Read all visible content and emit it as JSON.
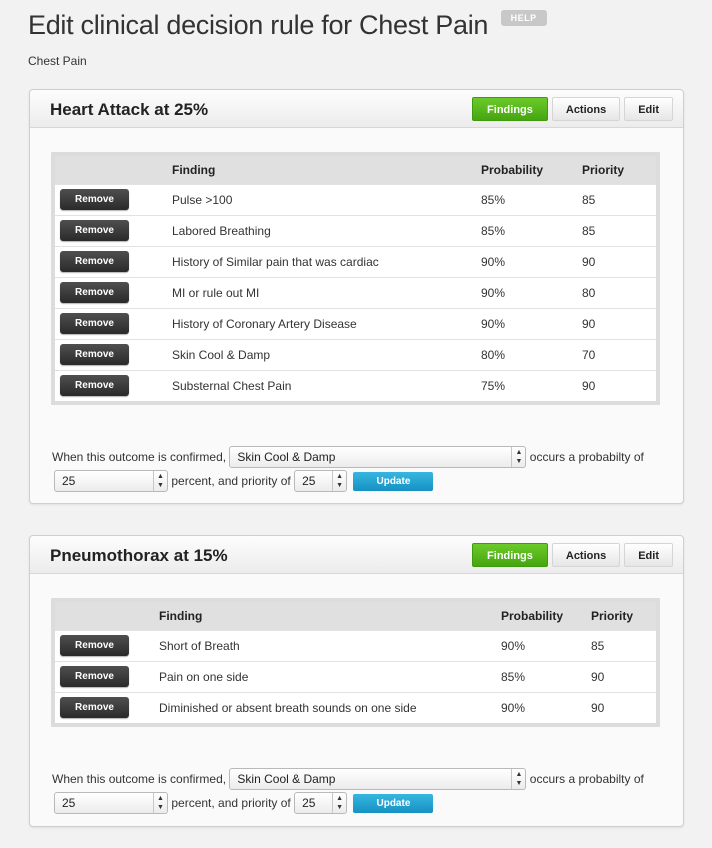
{
  "page": {
    "title": "Edit clinical decision rule for Chest Pain",
    "help_label": "HELP",
    "subtitle": "Chest Pain"
  },
  "tabs": {
    "findings": "Findings",
    "actions": "Actions",
    "edit": "Edit"
  },
  "columns": {
    "finding": "Finding",
    "probability": "Probability",
    "priority": "Priority"
  },
  "remove_label": "Remove",
  "form": {
    "text_confirmed": "When this outcome is confirmed,",
    "text_occurs": "occurs a probabilty of",
    "text_percent": "percent, and priority of",
    "update_label": "Update"
  },
  "colors": {
    "findings_tab": "#56b81a",
    "update_button": "#1fa3d3",
    "remove_button": "#333333"
  },
  "outcomes": [
    {
      "title": "Heart Attack at 25%",
      "rows": [
        {
          "finding": "Pulse >100",
          "probability": "85%",
          "priority": "85"
        },
        {
          "finding": "Labored Breathing",
          "probability": "85%",
          "priority": "85"
        },
        {
          "finding": "History of Similar pain that was cardiac",
          "probability": "90%",
          "priority": "90"
        },
        {
          "finding": "MI or rule out MI",
          "probability": "90%",
          "priority": "80"
        },
        {
          "finding": "History of Coronary Artery Disease",
          "probability": "90%",
          "priority": "90"
        },
        {
          "finding": "Skin Cool & Damp",
          "probability": "80%",
          "priority": "70"
        },
        {
          "finding": "Substernal Chest Pain",
          "probability": "75%",
          "priority": "90"
        }
      ],
      "selected_finding": "Skin Cool & Damp",
      "probability_value": "25",
      "priority_value": "25"
    },
    {
      "title": "Pneumothorax at 15%",
      "rows": [
        {
          "finding": "Short of Breath",
          "probability": "90%",
          "priority": "85"
        },
        {
          "finding": "Pain on one side",
          "probability": "85%",
          "priority": "90"
        },
        {
          "finding": "Diminished or absent breath sounds on one side",
          "probability": "90%",
          "priority": "90"
        }
      ],
      "selected_finding": "Skin Cool & Damp",
      "probability_value": "25",
      "priority_value": "25"
    }
  ]
}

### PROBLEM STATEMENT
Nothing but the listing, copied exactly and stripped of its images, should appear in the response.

### EXPECTED OUTPUT
Read all visible content and emit it as JSON.
{
  "page": {
    "title": "Edit clinical decision rule for Chest Pain",
    "help_label": "HELP",
    "subtitle": "Chest Pain"
  },
  "tabs": {
    "findings": "Findings",
    "actions": "Actions",
    "edit": "Edit"
  },
  "columns": {
    "finding": "Finding",
    "probability": "Probability",
    "priority": "Priority"
  },
  "remove_label": "Remove",
  "form": {
    "text_confirmed": "When this outcome is confirmed,",
    "text_occurs": "occurs a probabilty of",
    "text_percent": "percent, and priority of",
    "update_label": "Update"
  },
  "colors": {
    "findings_tab": "#56b81a",
    "update_button": "#1fa3d3",
    "remove_button": "#333333"
  },
  "outcomes": [
    {
      "title": "Heart Attack at 25%",
      "rows": [
        {
          "finding": "Pulse >100",
          "probability": "85%",
          "priority": "85"
        },
        {
          "finding": "Labored Breathing",
          "probability": "85%",
          "priority": "85"
        },
        {
          "finding": "History of Similar pain that was cardiac",
          "probability": "90%",
          "priority": "90"
        },
        {
          "finding": "MI or rule out MI",
          "probability": "90%",
          "priority": "80"
        },
        {
          "finding": "History of Coronary Artery Disease",
          "probability": "90%",
          "priority": "90"
        },
        {
          "finding": "Skin Cool & Damp",
          "probability": "80%",
          "priority": "70"
        },
        {
          "finding": "Substernal Chest Pain",
          "probability": "75%",
          "priority": "90"
        }
      ],
      "selected_finding": "Skin Cool & Damp",
      "probability_value": "25",
      "priority_value": "25"
    },
    {
      "title": "Pneumothorax at 15%",
      "rows": [
        {
          "finding": "Short of Breath",
          "probability": "90%",
          "priority": "85"
        },
        {
          "finding": "Pain on one side",
          "probability": "85%",
          "priority": "90"
        },
        {
          "finding": "Diminished or absent breath sounds on one side",
          "probability": "90%",
          "priority": "90"
        }
      ],
      "selected_finding": "Skin Cool & Damp",
      "probability_value": "25",
      "priority_value": "25"
    }
  ]
}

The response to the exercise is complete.